Engineers and physicists at the University of Michigan have taken a step toward improving the efficiency of a promising candidate for this burgeoning power source. The researchers studied skutterudites, a class of mechanically strong thermoelectric materials that, when combined with certain elements such as the metal barium, has the right mix of properties to effectively make this energy conversion: The material conducts electricity well, and conducts heat poorly. The researchers identified certain configurations of the atoms in the compound that drastically increase the materials' efficiency.Their work is published in the current edition of Physical Review Letters.
"We knew that skutterudites are promising materials. But we did not know what features we could manipulate to maximize the conversion of heat into electricity," said Ctirad Uher (pronounced STEERad YOUher), professor in the Department of Physics. "In this paper, we propose that certain configurations of the filler element barium will be very effective in lowering the materials' thermal conductivity and thus increasing their conversion efficiency.

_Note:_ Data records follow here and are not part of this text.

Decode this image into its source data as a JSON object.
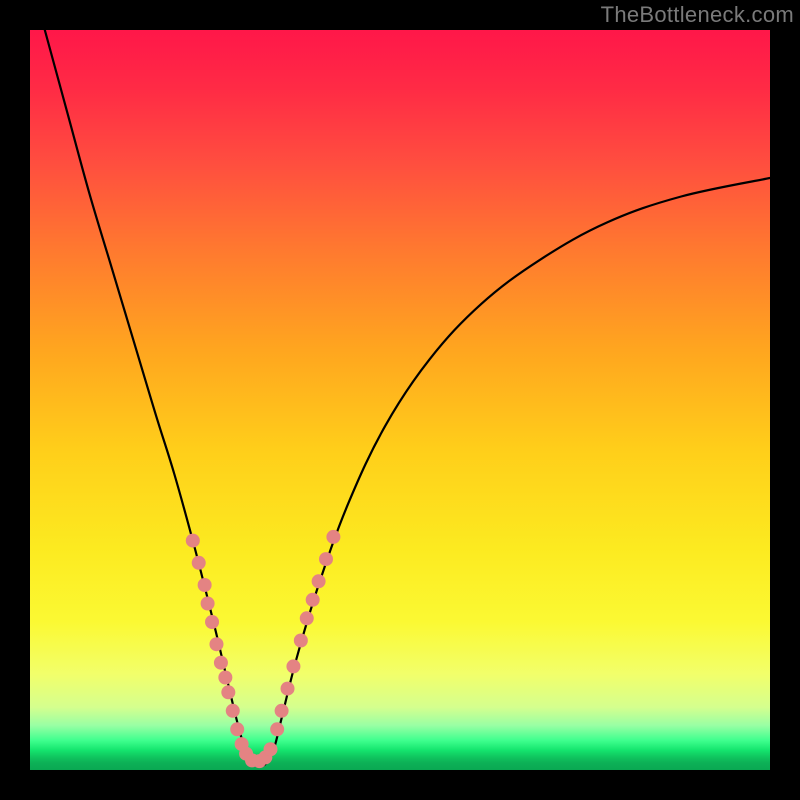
{
  "watermark": "TheBottleneck.com",
  "chart_data": {
    "type": "line",
    "title": "",
    "xlabel": "",
    "ylabel": "",
    "xlim": [
      0,
      100
    ],
    "ylim": [
      0,
      100
    ],
    "grid": false,
    "series": [
      {
        "name": "bottleneck-curve",
        "x": [
          2,
          5,
          8,
          11,
          14,
          17,
          19.5,
          22,
          23.8,
          25.4,
          26.8,
          28,
          29,
          30,
          31,
          32,
          33,
          34,
          36,
          39,
          43,
          48,
          54,
          61,
          69,
          78,
          88,
          100
        ],
        "y": [
          100,
          89,
          78,
          68,
          58,
          48,
          40,
          31,
          24,
          17.5,
          11.5,
          6.5,
          3,
          1,
          0.5,
          1,
          3,
          7,
          15,
          25,
          36,
          46.5,
          55.5,
          63,
          69,
          74,
          77.5,
          80
        ]
      }
    ],
    "markers": {
      "name": "highlighted-points",
      "color": "#e48383",
      "radius_px": 7,
      "points": [
        {
          "x": 22.0,
          "y": 31.0
        },
        {
          "x": 22.8,
          "y": 28.0
        },
        {
          "x": 23.6,
          "y": 25.0
        },
        {
          "x": 24.0,
          "y": 22.5
        },
        {
          "x": 24.6,
          "y": 20.0
        },
        {
          "x": 25.2,
          "y": 17.0
        },
        {
          "x": 25.8,
          "y": 14.5
        },
        {
          "x": 26.4,
          "y": 12.5
        },
        {
          "x": 26.8,
          "y": 10.5
        },
        {
          "x": 27.4,
          "y": 8.0
        },
        {
          "x": 28.0,
          "y": 5.5
        },
        {
          "x": 28.6,
          "y": 3.5
        },
        {
          "x": 29.2,
          "y": 2.2
        },
        {
          "x": 30.0,
          "y": 1.3
        },
        {
          "x": 31.0,
          "y": 1.2
        },
        {
          "x": 31.8,
          "y": 1.7
        },
        {
          "x": 32.5,
          "y": 2.8
        },
        {
          "x": 33.4,
          "y": 5.5
        },
        {
          "x": 34.0,
          "y": 8.0
        },
        {
          "x": 34.8,
          "y": 11.0
        },
        {
          "x": 35.6,
          "y": 14.0
        },
        {
          "x": 36.6,
          "y": 17.5
        },
        {
          "x": 37.4,
          "y": 20.5
        },
        {
          "x": 38.2,
          "y": 23.0
        },
        {
          "x": 39.0,
          "y": 25.5
        },
        {
          "x": 40.0,
          "y": 28.5
        },
        {
          "x": 41.0,
          "y": 31.5
        }
      ]
    },
    "background_gradient": {
      "orientation": "vertical",
      "stops": [
        {
          "pos": 0.0,
          "color": "#ff1749"
        },
        {
          "pos": 0.3,
          "color": "#ff7a2f"
        },
        {
          "pos": 0.57,
          "color": "#ffcf1a"
        },
        {
          "pos": 0.8,
          "color": "#fbf933"
        },
        {
          "pos": 0.94,
          "color": "#98ffa4"
        },
        {
          "pos": 1.0,
          "color": "#0aa852"
        }
      ]
    }
  }
}
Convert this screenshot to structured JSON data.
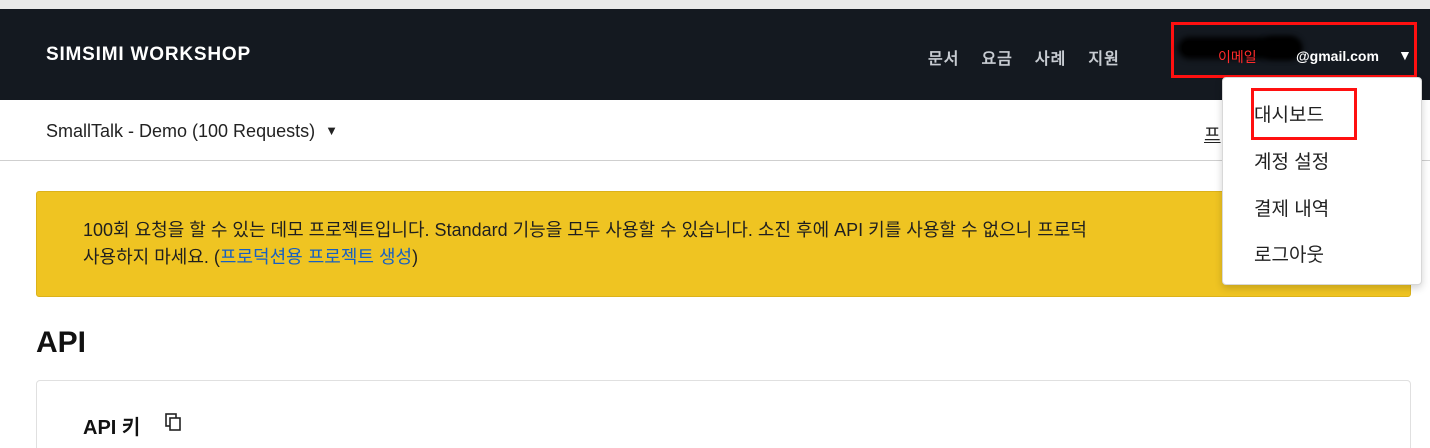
{
  "header": {
    "brand": "SIMSIMI WORKSHOP",
    "nav": [
      "문서",
      "요금",
      "사례",
      "지원"
    ],
    "account": {
      "email_hint": "이메일",
      "email_domain": "@gmail.com",
      "caret": "▼"
    }
  },
  "subheader": {
    "project_name": "SmallTalk - Demo (100 Requests)",
    "project_caret": "▼",
    "right_link": "프"
  },
  "notice": {
    "text_line1": "100회 요청을 할 수 있는 데모 프로젝트입니다. Standard 기능을 모두 사용할 수 있습니다. 소진 후에 API 키를 사용할 수 없으니 프로덕",
    "text_line2_prefix": "사용하지 마세요. (",
    "link_text": "프로덕션용 프로젝트 생성",
    "text_line2_suffix": ")"
  },
  "api_section": {
    "title": "API",
    "key_label": "API 키"
  },
  "account_menu": {
    "items": [
      "대시보드",
      "계정 설정",
      "결제 내역",
      "로그아웃"
    ]
  },
  "colors": {
    "topbar": "#141920",
    "notice_bg": "#efc422",
    "link": "#1760c2",
    "highlight": "#ff1010"
  },
  "icons": [
    "copy-icon",
    "caret-down-icon"
  ]
}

"This is an important advancement in the sense that it provides guidance for the experimentalists to focus as they try to synthesize highly efficient thermoelectric materials." Today's state-of-the-art thermoelectric materials are only five percent efficient. Skutterudites, and this new knowledge about how best to arrange their atoms, could help improve their performance to 15- or 20-percent, at which point they become useful in many practical applications, said Massoud Kaviany, professor in the Department of Mechanical Engineering.
"We explained the physics of these materials for the first time. This will help to advance the development of these materials. If you are designing them based on fundamental physics and materials and not just by trial and error, then you need to know how they work so you can avoid haphazard experimentation," Kaviany said. Car companies are extremely interested in this technology, Uher said. The ideal environments for these materials are spots where large differences in temperatures exist. One such place is the pipe system of a car between the motor and the catalytic converter. "That's a big source of heat that you paid for already," Uher said. The title of the paper is "Structural Order-Disorder Transitions and Phonon Conductivity of Partially Filled Skutterudites." Also contributing to the research is Anton van der Ven, an assistant professor in the Department of Materials Science and Engineering.
The research is funded by the University of Michigan's Center for Solar and Thermal Energy Conversion, which is funded by the U.S. Department of Energy's Office of Basic Energy Sciences.
Michigan Engineering:The University of Michigan College of Engineering is ranked among the top engineering schools in the country. At $180 million annually, its engineering research budget is one of largest of any public university. Michigan Engineering is home to 11 academic departments, numerous research centers and expansive entrepreneurial programs. The College plays a leading role in the Michigan Memorial Phoenix Energy Institute and hosts the world-class Lurie Nanofabrication Facility. Michigan Engineering's premier scholarship, international scale and multidisciplinary scope combine to create The Michigan Difference.
U-M Sustainability fosters a more sustainable world through collaborations across campus and beyond aimed at educating students, generating new knowledge, and minimizing our environmental footprint. Learn more at sustainability.umich.edu.